     “I, [insert name here], confirm that I have read and understand the organisation’s policies and procedures relating to (e.g. Client rights, medication management, complaints management, Code of Conduct, incident reporting etc).

    Policies and procedures should be easily available to staff on an ongoing basis, so that they can re-familiarise themselves with them as needed.

Boards play an important role in implementation 

  • Board members play a critical leadership role in setting expectations for behaviour and organisational culture.  They have a responsibility to ensure that policies and procedures are in place, so that all aspects of the business are functioning in line with their purpose and objectives.  Board members should create a culture of review and understanding of policies and procedures.  They need to periodically evaluate the policies that are in place, and be alert to the need for new or updated policies.

Policies and procedures must grow with the organisation 

  • The organisation’s policies and procedures should reflect its sense of identity, its approach to service delivery and the standards it expects of all workers – and these policies and procedures must also be living documents.

    They must be reviewed and updated regularly, to take into account changes to or expansion in services provided, experience from incidents and near misses, as well as feedback and complaints.  Auditors often find that as organisations grow, sometimes their policies and procedures do not adapt to reflect these changes and growth.  Organisations can then find themselves providing certain supports that their policies and procedures don’t address.  It is important for senior management and the governing body to review and update policies regularly throughout the year, so that they reflect any changes.  A good way to implement this is to incorporate a review of policies into regularly scheduled meetings.  

Reinforce policies and procedures through training 

  • Auditors have also found that staff are often not provided with regular refreshers of policies and procedures, some of which may have been amended or updated.  In addition to new staff receiving training on policies and procedures, six monthly refreshers could be scheduled (and records of attendance kept), to ensure that all staff remain familiar with current policies and procedures and are trained on any new requirements, for example for any new or specialised service delivery.

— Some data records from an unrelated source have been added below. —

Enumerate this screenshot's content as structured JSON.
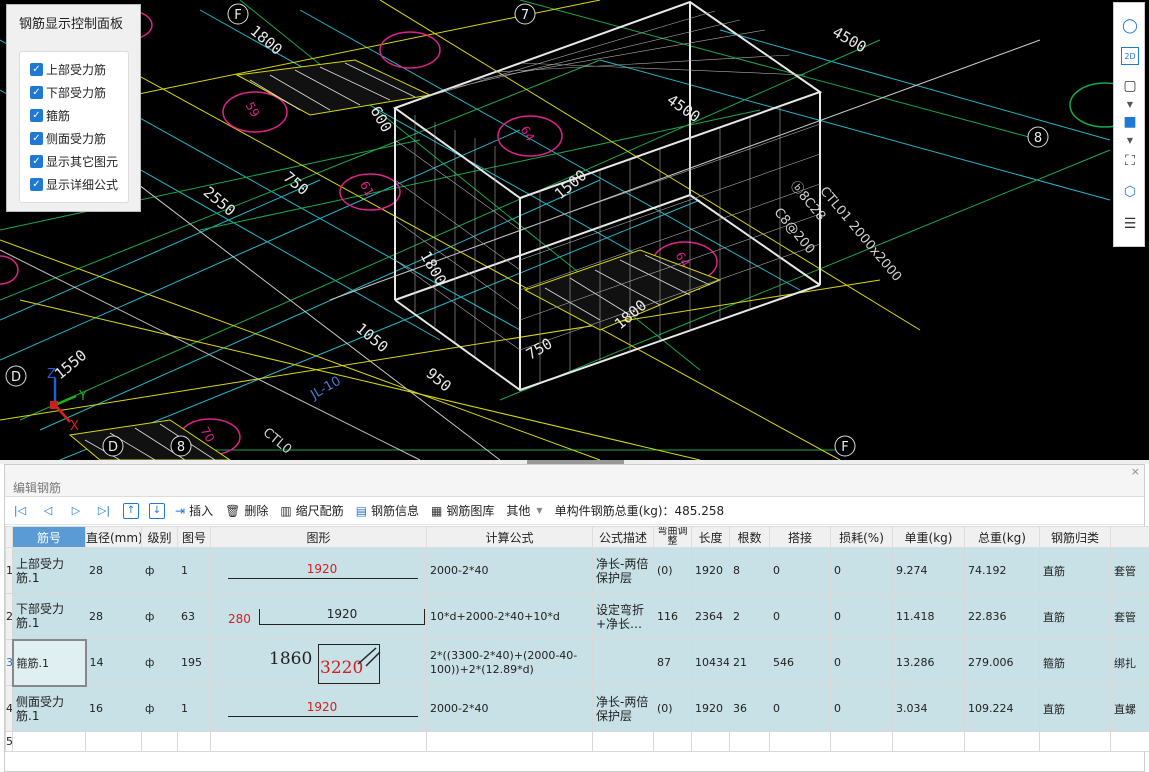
{
  "viewport": {
    "grid_labels": [
      "F",
      "7",
      "8",
      "D",
      "D",
      "8",
      "F"
    ],
    "dimensions": [
      "1800",
      "4500",
      "4500",
      "2550",
      "750",
      "1500",
      "1800",
      "1550",
      "1050",
      "950",
      "750",
      "1800",
      "750",
      "600"
    ],
    "circle_labels": [
      "59",
      "61",
      "64",
      "64",
      "70"
    ],
    "annotations": [
      "CTL01 2000x2000",
      "C8@200",
      "ⓑ8C28",
      "CTL0",
      "JL-10"
    ],
    "axes": {
      "z": "Z",
      "y": "Y",
      "x": "X"
    }
  },
  "control_panel": {
    "title": "钢筋显示控制面板",
    "options": [
      {
        "label": "上部受力筋",
        "checked": true
      },
      {
        "label": "下部受力筋",
        "checked": true
      },
      {
        "label": "箍筋",
        "checked": true
      },
      {
        "label": "侧面受力筋",
        "checked": true
      },
      {
        "label": "显示其它图元",
        "checked": true
      },
      {
        "label": "显示详细公式",
        "checked": true
      }
    ]
  },
  "right_toolbar": {
    "view2d": "2D"
  },
  "editor": {
    "title": "编辑钢筋",
    "close": "×",
    "toolbar": {
      "insert": "插入",
      "delete": "删除",
      "scale": "缩尺配筋",
      "info": "钢筋信息",
      "library": "钢筋图库",
      "other": "其他",
      "total_label": "单构件钢筋总重(kg)：485.258"
    },
    "columns": [
      "筋号",
      "直径(mm)",
      "级别",
      "图号",
      "图形",
      "计算公式",
      "公式描述",
      "弯曲调整",
      "长度",
      "根数",
      "搭接",
      "损耗(%)",
      "单重(kg)",
      "总重(kg)",
      "钢筋归类",
      ""
    ],
    "rows": [
      {
        "rn": "1",
        "name": "上部受力筋.1",
        "dia": "28",
        "grade": "ф",
        "fig": "1",
        "shape_main": "1920",
        "shape_left": "",
        "formula": "2000-2*40",
        "desc": "净长-两倍保护层",
        "bend": "(0)",
        "len": "1920",
        "count": "8",
        "lap": "0",
        "loss": "0",
        "unit": "9.274",
        "total": "74.192",
        "cat": "直筋",
        "extra": "套管"
      },
      {
        "rn": "2",
        "name": "下部受力筋.1",
        "dia": "28",
        "grade": "ф",
        "fig": "63",
        "shape_main": "1920",
        "shape_left": "280",
        "formula": "10*d+2000-2*40+10*d",
        "desc": "设定弯折+净长…",
        "bend": "116",
        "len": "2364",
        "count": "2",
        "lap": "0",
        "loss": "0",
        "unit": "11.418",
        "total": "22.836",
        "cat": "直筋",
        "extra": "套管"
      },
      {
        "rn": "3",
        "name": "箍筋.1",
        "dia": "14",
        "grade": "ф",
        "fig": "195",
        "shape_main": "3220",
        "shape_left": "1860",
        "formula": "2*((3300-2*40)+(2000-40-100))+2*(12.89*d)",
        "desc": "",
        "bend": "87",
        "len": "10434",
        "count": "21",
        "lap": "546",
        "loss": "0",
        "unit": "13.286",
        "total": "279.006",
        "cat": "箍筋",
        "extra": "绑扎"
      },
      {
        "rn": "4",
        "name": "侧面受力筋.1",
        "dia": "16",
        "grade": "ф",
        "fig": "1",
        "shape_main": "1920",
        "shape_left": "",
        "formula": "2000-2*40",
        "desc": "净长-两倍保护层",
        "bend": "(0)",
        "len": "1920",
        "count": "36",
        "lap": "0",
        "loss": "0",
        "unit": "3.034",
        "total": "109.224",
        "cat": "直筋",
        "extra": "直螺"
      },
      {
        "rn": "5"
      }
    ]
  }
}
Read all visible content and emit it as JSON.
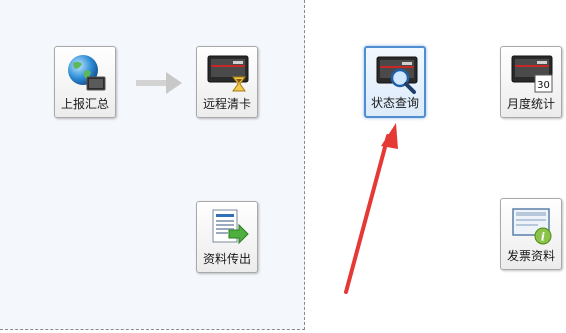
{
  "tiles": {
    "report": {
      "label": "上报汇总"
    },
    "remote_clear": {
      "label": "远程清卡"
    },
    "status_query": {
      "label": "状态查询"
    },
    "monthly_stats": {
      "label": "月度统计",
      "calendar_day": "30"
    },
    "data_export": {
      "label": "资料传出"
    },
    "invoice_data": {
      "label": "发票资料"
    }
  },
  "colors": {
    "accent": "#4f8fd0",
    "annotation_arrow": "#e53935",
    "flow_arrow": "#cfcfcf",
    "panel_bg": "#f4f7fc"
  }
}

The delivery of consistent, safe and high-quality services does not just depend on having policies and procedures in place for your organisation.  You must ensure that they reflect the services that you currently provide, how you provide those services, and that they are understood and followed by all workers.

Contact us

Want to know more? Talk to our team.